* Material for this task
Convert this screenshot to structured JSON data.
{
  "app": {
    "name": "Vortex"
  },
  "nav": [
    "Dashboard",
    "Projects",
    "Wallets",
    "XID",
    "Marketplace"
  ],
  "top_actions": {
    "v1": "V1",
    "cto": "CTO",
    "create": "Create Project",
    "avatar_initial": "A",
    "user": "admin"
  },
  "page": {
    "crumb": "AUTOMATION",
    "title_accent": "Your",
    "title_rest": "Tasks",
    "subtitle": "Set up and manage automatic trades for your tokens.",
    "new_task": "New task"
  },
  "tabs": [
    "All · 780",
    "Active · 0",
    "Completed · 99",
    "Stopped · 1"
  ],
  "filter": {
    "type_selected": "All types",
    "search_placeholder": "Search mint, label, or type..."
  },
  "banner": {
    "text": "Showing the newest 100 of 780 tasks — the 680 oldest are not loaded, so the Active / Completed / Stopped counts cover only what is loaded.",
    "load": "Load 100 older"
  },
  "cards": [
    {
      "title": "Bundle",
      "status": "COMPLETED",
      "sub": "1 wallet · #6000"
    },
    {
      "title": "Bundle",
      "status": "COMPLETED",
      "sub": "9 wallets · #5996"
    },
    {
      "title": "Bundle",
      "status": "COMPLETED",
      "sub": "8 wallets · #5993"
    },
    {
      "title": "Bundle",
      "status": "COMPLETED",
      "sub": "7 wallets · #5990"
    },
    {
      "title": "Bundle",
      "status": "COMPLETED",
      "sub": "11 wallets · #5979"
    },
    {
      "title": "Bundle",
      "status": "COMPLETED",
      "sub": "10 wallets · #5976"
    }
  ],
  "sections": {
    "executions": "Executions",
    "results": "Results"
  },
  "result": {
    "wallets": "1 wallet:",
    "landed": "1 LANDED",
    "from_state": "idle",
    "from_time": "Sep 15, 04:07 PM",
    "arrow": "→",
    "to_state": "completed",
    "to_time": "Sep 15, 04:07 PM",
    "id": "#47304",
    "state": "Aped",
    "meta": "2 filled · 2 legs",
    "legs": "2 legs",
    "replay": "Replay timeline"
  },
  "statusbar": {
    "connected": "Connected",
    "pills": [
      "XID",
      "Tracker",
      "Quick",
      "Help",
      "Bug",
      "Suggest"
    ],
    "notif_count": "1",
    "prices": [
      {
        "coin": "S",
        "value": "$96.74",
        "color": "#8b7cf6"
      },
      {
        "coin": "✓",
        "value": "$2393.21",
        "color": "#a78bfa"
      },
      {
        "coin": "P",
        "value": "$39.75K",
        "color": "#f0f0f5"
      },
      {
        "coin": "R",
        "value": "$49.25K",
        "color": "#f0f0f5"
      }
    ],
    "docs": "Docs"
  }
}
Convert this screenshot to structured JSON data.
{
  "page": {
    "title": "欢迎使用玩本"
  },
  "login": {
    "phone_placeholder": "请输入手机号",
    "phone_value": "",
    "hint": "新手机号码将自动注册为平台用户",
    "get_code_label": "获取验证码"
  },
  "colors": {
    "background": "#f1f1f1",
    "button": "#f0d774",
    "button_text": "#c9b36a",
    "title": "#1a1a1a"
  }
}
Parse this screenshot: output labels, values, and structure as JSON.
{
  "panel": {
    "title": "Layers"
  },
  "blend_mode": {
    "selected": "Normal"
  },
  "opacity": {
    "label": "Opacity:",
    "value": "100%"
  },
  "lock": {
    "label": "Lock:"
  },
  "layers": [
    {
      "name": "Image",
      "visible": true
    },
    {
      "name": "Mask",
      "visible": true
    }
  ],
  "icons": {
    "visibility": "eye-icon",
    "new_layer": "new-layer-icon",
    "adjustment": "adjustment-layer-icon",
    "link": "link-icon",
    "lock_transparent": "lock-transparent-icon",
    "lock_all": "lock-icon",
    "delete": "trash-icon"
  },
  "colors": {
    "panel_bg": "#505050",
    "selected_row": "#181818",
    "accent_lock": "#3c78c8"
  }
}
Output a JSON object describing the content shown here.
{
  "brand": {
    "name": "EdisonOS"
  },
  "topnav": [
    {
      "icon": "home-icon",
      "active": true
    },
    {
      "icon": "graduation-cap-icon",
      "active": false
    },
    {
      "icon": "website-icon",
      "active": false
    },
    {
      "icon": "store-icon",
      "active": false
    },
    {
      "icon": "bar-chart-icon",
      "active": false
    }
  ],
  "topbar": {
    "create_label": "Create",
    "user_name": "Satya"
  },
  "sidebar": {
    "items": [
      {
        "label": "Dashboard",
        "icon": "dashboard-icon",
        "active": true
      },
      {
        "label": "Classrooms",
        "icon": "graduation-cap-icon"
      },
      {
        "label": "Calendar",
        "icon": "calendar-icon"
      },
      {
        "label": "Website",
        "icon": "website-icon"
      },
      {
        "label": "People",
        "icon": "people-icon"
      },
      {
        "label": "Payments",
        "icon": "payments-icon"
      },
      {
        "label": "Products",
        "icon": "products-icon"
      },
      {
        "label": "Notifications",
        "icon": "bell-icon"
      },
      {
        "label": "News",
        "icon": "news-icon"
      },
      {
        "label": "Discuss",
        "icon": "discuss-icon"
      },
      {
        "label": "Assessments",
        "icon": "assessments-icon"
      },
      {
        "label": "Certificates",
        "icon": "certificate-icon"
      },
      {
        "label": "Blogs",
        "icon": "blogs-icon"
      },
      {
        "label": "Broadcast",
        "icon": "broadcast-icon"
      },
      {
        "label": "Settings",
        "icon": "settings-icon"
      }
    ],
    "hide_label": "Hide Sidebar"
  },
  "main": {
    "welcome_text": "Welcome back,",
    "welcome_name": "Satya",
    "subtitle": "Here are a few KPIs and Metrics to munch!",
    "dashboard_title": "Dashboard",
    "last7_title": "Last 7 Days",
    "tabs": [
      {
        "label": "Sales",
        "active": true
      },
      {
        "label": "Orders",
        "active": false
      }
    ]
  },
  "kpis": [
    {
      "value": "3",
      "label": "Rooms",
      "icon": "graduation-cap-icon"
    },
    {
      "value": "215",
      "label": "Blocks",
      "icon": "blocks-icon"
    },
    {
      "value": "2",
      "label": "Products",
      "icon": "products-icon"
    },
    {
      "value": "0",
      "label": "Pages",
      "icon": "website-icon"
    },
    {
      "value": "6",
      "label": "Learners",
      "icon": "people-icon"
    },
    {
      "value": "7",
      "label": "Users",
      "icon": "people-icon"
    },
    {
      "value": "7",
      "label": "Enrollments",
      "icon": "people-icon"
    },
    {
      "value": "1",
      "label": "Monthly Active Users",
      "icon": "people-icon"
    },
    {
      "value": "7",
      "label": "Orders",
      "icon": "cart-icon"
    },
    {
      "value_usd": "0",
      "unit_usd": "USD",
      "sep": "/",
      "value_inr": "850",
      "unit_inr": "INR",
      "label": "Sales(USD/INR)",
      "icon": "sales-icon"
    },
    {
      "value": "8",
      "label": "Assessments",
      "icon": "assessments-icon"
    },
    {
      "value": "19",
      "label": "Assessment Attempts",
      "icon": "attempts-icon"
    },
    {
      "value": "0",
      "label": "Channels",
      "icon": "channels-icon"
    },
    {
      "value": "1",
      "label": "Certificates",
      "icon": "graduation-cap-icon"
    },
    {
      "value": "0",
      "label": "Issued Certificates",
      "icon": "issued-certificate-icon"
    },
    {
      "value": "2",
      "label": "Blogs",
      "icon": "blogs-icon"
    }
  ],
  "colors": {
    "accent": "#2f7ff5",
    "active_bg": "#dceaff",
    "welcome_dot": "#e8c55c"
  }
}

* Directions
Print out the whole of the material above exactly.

* Task result
Convert this screenshot to structured JSON data.
{
  "app": {
    "name": "Vortex"
  },
  "nav": [
    "Dashboard",
    "Projects",
    "Wallets",
    "XID",
    "Marketplace"
  ],
  "top_actions": {
    "v1": "V1",
    "cto": "CTO",
    "create": "Create Project",
    "avatar_initial": "A",
    "user": "admin"
  },
  "page": {
    "crumb": "AUTOMATION",
    "title_accent": "Your",
    "title_rest": "Tasks",
    "subtitle": "Set up and manage automatic trades for your tokens.",
    "new_task": "New task"
  },
  "tabs": [
    "All · 780",
    "Active · 0",
    "Completed · 99",
    "Stopped · 1"
  ],
  "filter": {
    "type_selected": "All types",
    "search_placeholder": "Search mint, label, or type..."
  },
  "banner": {
    "text": "Showing the newest 100 of 780 tasks — the 680 oldest are not loaded, so the Active / Completed / Stopped counts cover only what is loaded.",
    "load": "Load 100 older"
  },
  "cards": [
    {
      "title": "Bundle",
      "status": "COMPLETED",
      "sub": "1 wallet · #6000"
    },
    {
      "title": "Bundle",
      "status": "COMPLETED",
      "sub": "9 wallets · #5996"
    },
    {
      "title": "Bundle",
      "status": "COMPLETED",
      "sub": "8 wallets · #5993"
    },
    {
      "title": "Bundle",
      "status": "COMPLETED",
      "sub": "7 wallets · #5990"
    },
    {
      "title": "Bundle",
      "status": "COMPLETED",
      "sub": "11 wallets · #5979"
    },
    {
      "title": "Bundle",
      "status": "COMPLETED",
      "sub": "10 wallets · #5976"
    }
  ],
  "sections": {
    "executions": "Executions",
    "results": "Results"
  },
  "result": {
    "wallets": "1 wallet:",
    "landed": "1 LANDED",
    "from_state": "idle",
    "from_time": "Sep 15, 04:07 PM",
    "arrow": "→",
    "to_state": "completed",
    "to_time": "Sep 15, 04:07 PM",
    "id": "#47304",
    "state": "Aped",
    "meta": "2 filled · 2 legs",
    "legs": "2 legs",
    "replay": "Replay timeline"
  },
  "statusbar": {
    "connected": "Connected",
    "pills": [
      "XID",
      "Tracker",
      "Quick",
      "Help",
      "Bug",
      "Suggest"
    ],
    "notif_count": "1",
    "prices": [
      {
        "coin": "S",
        "value": "$96.74",
        "color": "#8b7cf6"
      },
      {
        "coin": "✓",
        "value": "$2393.21",
        "color": "#a78bfa"
      },
      {
        "coin": "P",
        "value": "$39.75K",
        "color": "#f0f0f5"
      },
      {
        "coin": "R",
        "value": "$49.25K",
        "color": "#f0f0f5"
      }
    ],
    "docs": "Docs"
  }
}
Convert this screenshot to structured JSON data.
{
  "page": {
    "title": "欢迎使用玩本"
  },
  "login": {
    "phone_placeholder": "请输入手机号",
    "phone_value": "",
    "hint": "新手机号码将自动注册为平台用户",
    "get_code_label": "获取验证码"
  },
  "colors": {
    "background": "#f1f1f1",
    "button": "#f0d774",
    "button_text": "#c9b36a",
    "title": "#1a1a1a"
  }
}
Parse this screenshot: output labels, values, and structure as JSON.
{
  "panel": {
    "title": "Layers"
  },
  "blend_mode": {
    "selected": "Normal"
  },
  "opacity": {
    "label": "Opacity:",
    "value": "100%"
  },
  "lock": {
    "label": "Lock:"
  },
  "layers": [
    {
      "name": "Image",
      "visible": true
    },
    {
      "name": "Mask",
      "visible": true
    }
  ],
  "icons": {
    "visibility": "eye-icon",
    "new_layer": "new-layer-icon",
    "adjustment": "adjustment-layer-icon",
    "link": "link-icon",
    "lock_transparent": "lock-transparent-icon",
    "lock_all": "lock-icon",
    "delete": "trash-icon"
  },
  "colors": {
    "panel_bg": "#505050",
    "selected_row": "#181818",
    "accent_lock": "#3c78c8"
  }
}
Output a JSON object describing the content shown here.
{
  "brand": {
    "name": "EdisonOS"
  },
  "topnav": [
    {
      "icon": "home-icon",
      "active": true
    },
    {
      "icon": "graduation-cap-icon",
      "active": false
    },
    {
      "icon": "website-icon",
      "active": false
    },
    {
      "icon": "store-icon",
      "active": false
    },
    {
      "icon": "bar-chart-icon",
      "active": false
    }
  ],
  "topbar": {
    "create_label": "Create",
    "user_name": "Satya"
  },
  "sidebar": {
    "items": [
      {
        "label": "Dashboard",
        "icon": "dashboard-icon",
        "active": true
      },
      {
        "label": "Classrooms",
        "icon": "graduation-cap-icon"
      },
      {
        "label": "Calendar",
        "icon": "calendar-icon"
      },
      {
        "label": "Website",
        "icon": "website-icon"
      },
      {
        "label": "People",
        "icon": "people-icon"
      },
      {
        "label": "Payments",
        "icon": "payments-icon"
      },
      {
        "label": "Products",
        "icon": "products-icon"
      },
      {
        "label": "Notifications",
        "icon": "bell-icon"
      },
      {
        "label": "News",
        "icon": "news-icon"
      },
      {
        "label": "Discuss",
        "icon": "discuss-icon"
      },
      {
        "label": "Assessments",
        "icon": "assessments-icon"
      },
      {
        "label": "Certificates",
        "icon": "certificate-icon"
      },
      {
        "label": "Blogs",
        "icon": "blogs-icon"
      },
      {
        "label": "Broadcast",
        "icon": "broadcast-icon"
      },
      {
        "label": "Settings",
        "icon": "settings-icon"
      }
    ],
    "hide_label": "Hide Sidebar"
  },
  "main": {
    "welcome_text": "Welcome back,",
    "welcome_name": "Satya",
    "subtitle": "Here are a few KPIs and Metrics to munch!",
    "dashboard_title": "Dashboard",
    "last7_title": "Last 7 Days",
    "tabs": [
      {
        "label": "Sales",
        "active": true
      },
      {
        "label": "Orders",
        "active": false
      }
    ]
  },
  "kpis": [
    {
      "value": "3",
      "label": "Rooms",
      "icon": "graduation-cap-icon"
    },
    {
      "value": "215",
      "label": "Blocks",
      "icon": "blocks-icon"
    },
    {
      "value": "2",
      "label": "Products",
      "icon": "products-icon"
    },
    {
      "value": "0",
      "label": "Pages",
      "icon": "website-icon"
    },
    {
      "value": "6",
      "label": "Learners",
      "icon": "people-icon"
    },
    {
      "value": "7",
      "label": "Users",
      "icon": "people-icon"
    },
    {
      "value": "7",
      "label": "Enrollments",
      "icon": "people-icon"
    },
    {
      "value": "1",
      "label": "Monthly Active Users",
      "icon": "people-icon"
    },
    {
      "value": "7",
      "label": "Orders",
      "icon": "cart-icon"
    },
    {
      "value_usd": "0",
      "unit_usd": "USD",
      "sep": "/",
      "value_inr": "850",
      "unit_inr": "INR",
      "label": "Sales(USD/INR)",
      "icon": "sales-icon"
    },
    {
      "value": "8",
      "label": "Assessments",
      "icon": "assessments-icon"
    },
    {
      "value": "19",
      "label": "Assessment Attempts",
      "icon": "attempts-icon"
    },
    {
      "value": "0",
      "label": "Channels",
      "icon": "channels-icon"
    },
    {
      "value": "1",
      "label": "Certificates",
      "icon": "graduation-cap-icon"
    },
    {
      "value": "0",
      "label": "Issued Certificates",
      "icon": "issued-certificate-icon"
    },
    {
      "value": "2",
      "label": "Blogs",
      "icon": "blogs-icon"
    }
  ],
  "colors": {
    "accent": "#2f7ff5",
    "active_bg": "#dceaff",
    "welcome_dot": "#e8c55c"
  }
}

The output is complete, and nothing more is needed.